The final deal, if it holds, would reflect the reality that for all the drama of the current political landscape, there were always more members of Congress who were willing to make a deal than to blow it up. “I’ve always thought the majority of members, Democrats and Republicans, did not want to take us even to the brink of default,” Young said. “I think this bill shows that that assessment was correct. And we have to keep our eye on the prize of passing this bill, getting it to the president.”

In the end, both men claimed victory after reaching an agreement that forced them to compromise. Biden said the deal avoids a default and protects Democratic priorities, and even suggested that he could not proclaim publicly how good the deal was because then Republicans would vote against it.

“Look, you guys all get on and say, ‘Tell them what a good deal it is,'” he told reporters. “How about if this was a 100 percent deal for Democrats? Do you think it would help me get it passed?”

McCarthy, for his part, boasted that the legislation reduces federal spending for the first time and includes new work requirements that Democrats have railed against.

The approach is not without risks for both leaders, who are often viewed skeptically by stalwarts within their own parties and need to keep their shaky coalitions intact to hold on to power.

For McCarthy, who needed multiple rounds of votes to be elected speaker in January, the deal is especially fraught. He made several concessions to the House Freedom Caucus while pursuing the speakership, and some members of the group threatened to use the power they secured during the speaker battle to try to oust McCarthy from his post.
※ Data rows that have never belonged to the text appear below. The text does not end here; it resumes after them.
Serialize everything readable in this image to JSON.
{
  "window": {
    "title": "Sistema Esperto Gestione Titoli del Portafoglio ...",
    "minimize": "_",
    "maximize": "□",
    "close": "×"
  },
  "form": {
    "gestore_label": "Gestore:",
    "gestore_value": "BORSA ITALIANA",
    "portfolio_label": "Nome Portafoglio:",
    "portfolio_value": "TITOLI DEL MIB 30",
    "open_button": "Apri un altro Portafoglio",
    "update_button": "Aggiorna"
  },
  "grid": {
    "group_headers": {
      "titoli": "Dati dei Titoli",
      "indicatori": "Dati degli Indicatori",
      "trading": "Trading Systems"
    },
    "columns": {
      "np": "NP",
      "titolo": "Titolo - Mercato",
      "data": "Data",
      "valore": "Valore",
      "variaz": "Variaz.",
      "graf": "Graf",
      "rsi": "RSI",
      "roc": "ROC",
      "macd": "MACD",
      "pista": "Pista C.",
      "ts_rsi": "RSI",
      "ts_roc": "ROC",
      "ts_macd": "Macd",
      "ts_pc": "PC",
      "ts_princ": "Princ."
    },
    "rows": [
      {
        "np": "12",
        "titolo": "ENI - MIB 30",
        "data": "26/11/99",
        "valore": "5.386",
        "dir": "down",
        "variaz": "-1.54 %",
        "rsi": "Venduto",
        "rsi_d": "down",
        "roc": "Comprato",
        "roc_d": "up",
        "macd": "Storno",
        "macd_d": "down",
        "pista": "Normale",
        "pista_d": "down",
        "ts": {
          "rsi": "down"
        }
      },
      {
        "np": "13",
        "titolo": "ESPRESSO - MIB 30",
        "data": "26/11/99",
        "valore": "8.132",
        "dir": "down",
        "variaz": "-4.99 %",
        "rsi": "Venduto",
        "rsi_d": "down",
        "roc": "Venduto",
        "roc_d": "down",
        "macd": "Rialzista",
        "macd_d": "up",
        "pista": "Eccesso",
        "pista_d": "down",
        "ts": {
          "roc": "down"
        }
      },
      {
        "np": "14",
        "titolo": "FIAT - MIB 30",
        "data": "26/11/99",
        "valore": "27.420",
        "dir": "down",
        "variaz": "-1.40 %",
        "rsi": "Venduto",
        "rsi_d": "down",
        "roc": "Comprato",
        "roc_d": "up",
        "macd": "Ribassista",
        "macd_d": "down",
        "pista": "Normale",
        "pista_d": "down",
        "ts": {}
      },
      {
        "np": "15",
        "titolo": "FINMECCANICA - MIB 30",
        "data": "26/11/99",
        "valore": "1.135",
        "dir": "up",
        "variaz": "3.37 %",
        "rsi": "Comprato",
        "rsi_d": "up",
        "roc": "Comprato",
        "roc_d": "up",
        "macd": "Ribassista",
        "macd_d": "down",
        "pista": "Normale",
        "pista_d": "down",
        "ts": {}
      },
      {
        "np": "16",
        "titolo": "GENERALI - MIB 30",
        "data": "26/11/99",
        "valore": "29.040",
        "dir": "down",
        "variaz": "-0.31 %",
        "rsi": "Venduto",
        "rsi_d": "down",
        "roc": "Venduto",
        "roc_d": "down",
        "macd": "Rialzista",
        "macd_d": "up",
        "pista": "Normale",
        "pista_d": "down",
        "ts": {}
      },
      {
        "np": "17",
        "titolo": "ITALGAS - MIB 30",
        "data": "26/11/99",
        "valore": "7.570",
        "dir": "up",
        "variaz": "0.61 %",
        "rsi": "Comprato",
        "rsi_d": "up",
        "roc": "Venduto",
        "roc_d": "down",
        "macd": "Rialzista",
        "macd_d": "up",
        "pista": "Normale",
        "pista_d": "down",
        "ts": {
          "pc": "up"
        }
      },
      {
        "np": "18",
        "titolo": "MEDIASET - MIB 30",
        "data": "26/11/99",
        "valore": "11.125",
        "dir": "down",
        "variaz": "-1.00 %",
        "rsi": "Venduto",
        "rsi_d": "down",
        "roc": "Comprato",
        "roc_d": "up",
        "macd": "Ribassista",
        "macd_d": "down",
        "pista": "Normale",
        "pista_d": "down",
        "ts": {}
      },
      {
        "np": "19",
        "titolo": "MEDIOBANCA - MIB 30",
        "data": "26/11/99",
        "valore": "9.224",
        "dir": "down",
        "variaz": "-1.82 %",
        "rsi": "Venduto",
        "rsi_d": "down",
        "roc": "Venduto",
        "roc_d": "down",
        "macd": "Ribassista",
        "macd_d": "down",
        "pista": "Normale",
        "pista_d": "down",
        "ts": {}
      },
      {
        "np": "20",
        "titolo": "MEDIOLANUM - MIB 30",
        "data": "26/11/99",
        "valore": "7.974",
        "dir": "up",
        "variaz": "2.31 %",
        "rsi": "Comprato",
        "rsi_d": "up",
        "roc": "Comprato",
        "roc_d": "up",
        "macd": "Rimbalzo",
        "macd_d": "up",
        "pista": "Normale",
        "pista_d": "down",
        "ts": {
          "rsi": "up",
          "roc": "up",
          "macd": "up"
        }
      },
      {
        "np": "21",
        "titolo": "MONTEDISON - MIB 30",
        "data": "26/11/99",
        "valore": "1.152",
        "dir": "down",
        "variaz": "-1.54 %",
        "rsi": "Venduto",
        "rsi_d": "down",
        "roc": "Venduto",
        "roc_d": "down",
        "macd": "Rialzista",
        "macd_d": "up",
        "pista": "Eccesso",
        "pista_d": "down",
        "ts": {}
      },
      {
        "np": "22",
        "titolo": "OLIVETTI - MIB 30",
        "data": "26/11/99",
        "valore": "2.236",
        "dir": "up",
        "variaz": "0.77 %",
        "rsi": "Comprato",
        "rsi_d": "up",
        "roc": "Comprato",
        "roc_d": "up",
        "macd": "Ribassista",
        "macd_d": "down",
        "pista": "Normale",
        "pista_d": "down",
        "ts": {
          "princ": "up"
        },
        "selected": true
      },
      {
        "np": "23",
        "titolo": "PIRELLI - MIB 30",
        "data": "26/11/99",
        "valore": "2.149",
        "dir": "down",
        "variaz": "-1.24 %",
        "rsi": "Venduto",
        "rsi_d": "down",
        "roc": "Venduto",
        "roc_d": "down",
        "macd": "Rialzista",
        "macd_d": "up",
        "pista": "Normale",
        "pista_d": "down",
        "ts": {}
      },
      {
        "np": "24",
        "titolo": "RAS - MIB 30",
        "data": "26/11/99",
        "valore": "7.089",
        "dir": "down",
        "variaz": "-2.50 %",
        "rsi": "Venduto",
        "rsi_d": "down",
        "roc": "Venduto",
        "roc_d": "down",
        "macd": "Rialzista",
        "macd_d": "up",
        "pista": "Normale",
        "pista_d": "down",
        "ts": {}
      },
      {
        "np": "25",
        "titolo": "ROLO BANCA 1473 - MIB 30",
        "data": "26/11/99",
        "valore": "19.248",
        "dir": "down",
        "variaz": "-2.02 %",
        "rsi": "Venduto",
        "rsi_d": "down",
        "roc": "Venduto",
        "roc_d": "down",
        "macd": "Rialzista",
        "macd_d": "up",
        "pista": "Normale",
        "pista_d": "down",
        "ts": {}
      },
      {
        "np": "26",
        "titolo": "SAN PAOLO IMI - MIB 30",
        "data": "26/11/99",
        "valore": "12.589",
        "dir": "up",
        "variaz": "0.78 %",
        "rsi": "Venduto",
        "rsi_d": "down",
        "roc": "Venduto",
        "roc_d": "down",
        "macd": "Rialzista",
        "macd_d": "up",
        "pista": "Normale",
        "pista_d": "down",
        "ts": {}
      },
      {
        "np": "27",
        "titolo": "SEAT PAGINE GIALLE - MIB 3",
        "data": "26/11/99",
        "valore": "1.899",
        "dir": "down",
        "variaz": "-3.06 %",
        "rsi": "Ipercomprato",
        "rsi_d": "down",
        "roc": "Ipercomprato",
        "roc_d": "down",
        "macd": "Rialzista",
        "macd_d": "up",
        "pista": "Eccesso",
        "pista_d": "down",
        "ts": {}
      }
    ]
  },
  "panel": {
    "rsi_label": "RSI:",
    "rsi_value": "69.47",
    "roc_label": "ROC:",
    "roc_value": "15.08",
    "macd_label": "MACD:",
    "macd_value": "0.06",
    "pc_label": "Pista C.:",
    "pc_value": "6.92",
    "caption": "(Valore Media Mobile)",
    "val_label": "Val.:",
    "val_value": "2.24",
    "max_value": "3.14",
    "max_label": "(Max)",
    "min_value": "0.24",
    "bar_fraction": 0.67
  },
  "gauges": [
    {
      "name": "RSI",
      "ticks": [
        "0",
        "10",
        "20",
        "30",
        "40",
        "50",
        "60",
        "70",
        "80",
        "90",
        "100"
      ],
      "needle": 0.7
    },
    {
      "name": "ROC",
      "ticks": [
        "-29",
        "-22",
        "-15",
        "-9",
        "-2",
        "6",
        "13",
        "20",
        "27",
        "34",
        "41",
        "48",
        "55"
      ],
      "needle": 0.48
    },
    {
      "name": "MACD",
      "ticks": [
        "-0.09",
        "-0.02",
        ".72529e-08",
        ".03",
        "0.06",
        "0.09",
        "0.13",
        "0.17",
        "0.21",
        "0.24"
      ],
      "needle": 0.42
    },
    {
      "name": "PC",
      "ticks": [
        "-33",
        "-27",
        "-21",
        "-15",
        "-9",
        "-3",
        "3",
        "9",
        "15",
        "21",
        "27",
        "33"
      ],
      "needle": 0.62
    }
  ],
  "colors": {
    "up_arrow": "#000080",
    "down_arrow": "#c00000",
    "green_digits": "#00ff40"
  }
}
The last two Republican House speakers, John A. Boehner (Ohio) and Paul D. Ryan (Wis.) each resigned from Congress after squabbling with conservatives and facing threats of removal. And House Republicans have, if anything, only grown more restive and hard-hitting since then, forcing McCarthy to put several of his most rebellious members on key committees.

For his part, Biden is gearing up for a reelection bid in which he will probably need liberal Democrats to turn out in large numbers. Biden and his aides have spent much of the past few days on the phone, calling more than 100 Democratic lawmakers across the ideological spectrum to sell them on the deal, White House officials said. Many of those calls have gone to liberals, including Jayapal.

One of the main messages has been an echo of Biden’s often-used quote asking voters to compare him to the alternative, rather than to the Almighty.

“It’s not going to be perfect,” White House press secretary Karine Jean-Pierre said of the negotiated deal Tuesday. “Not everyone gets what they want, and that’s what negotiation looks like.”